EXERCISE DESCRIPTION:
What lines in the following entries hold the word "kiwe란"? Copy each one.

DATA TO USE:
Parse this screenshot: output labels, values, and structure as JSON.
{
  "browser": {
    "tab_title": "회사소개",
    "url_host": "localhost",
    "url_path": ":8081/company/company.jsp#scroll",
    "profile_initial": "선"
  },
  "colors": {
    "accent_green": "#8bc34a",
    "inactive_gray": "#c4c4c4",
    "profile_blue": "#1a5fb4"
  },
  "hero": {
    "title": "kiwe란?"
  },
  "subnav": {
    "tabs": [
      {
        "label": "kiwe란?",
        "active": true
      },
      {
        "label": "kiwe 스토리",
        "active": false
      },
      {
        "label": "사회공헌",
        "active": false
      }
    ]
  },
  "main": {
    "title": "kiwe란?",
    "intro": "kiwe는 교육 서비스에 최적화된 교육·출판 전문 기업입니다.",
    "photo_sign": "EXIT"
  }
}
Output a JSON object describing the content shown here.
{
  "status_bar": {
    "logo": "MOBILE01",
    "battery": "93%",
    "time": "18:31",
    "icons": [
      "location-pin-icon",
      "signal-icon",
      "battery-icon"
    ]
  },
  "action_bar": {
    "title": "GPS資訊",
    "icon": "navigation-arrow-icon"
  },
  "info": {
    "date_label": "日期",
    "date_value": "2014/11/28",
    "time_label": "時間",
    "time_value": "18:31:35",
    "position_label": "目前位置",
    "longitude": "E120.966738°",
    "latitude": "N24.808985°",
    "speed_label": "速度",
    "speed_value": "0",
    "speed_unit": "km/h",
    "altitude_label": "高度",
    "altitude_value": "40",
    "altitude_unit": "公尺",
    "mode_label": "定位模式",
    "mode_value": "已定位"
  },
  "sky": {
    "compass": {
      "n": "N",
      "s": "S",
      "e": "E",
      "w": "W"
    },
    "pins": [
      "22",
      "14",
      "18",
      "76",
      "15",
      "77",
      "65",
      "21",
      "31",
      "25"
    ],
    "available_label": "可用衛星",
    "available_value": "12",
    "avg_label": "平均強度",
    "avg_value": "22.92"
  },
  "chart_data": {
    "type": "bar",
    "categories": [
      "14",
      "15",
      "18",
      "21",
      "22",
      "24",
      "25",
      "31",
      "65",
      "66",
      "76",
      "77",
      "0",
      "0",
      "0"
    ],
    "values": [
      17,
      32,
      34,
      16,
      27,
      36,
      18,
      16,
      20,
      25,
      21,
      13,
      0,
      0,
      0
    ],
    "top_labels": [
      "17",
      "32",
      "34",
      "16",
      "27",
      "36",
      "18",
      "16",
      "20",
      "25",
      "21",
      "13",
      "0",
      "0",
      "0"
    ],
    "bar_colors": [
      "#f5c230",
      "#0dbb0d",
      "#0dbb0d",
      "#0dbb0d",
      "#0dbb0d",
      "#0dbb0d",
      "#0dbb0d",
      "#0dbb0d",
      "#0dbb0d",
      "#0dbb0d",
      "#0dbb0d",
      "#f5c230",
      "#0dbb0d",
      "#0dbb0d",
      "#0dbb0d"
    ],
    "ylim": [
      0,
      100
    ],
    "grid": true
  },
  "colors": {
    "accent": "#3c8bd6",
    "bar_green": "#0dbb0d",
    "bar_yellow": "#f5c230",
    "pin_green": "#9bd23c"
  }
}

TASK RESULT:
    "title": "kiwe란?"
        "label": "kiwe란?",
    "title": "kiwe란?",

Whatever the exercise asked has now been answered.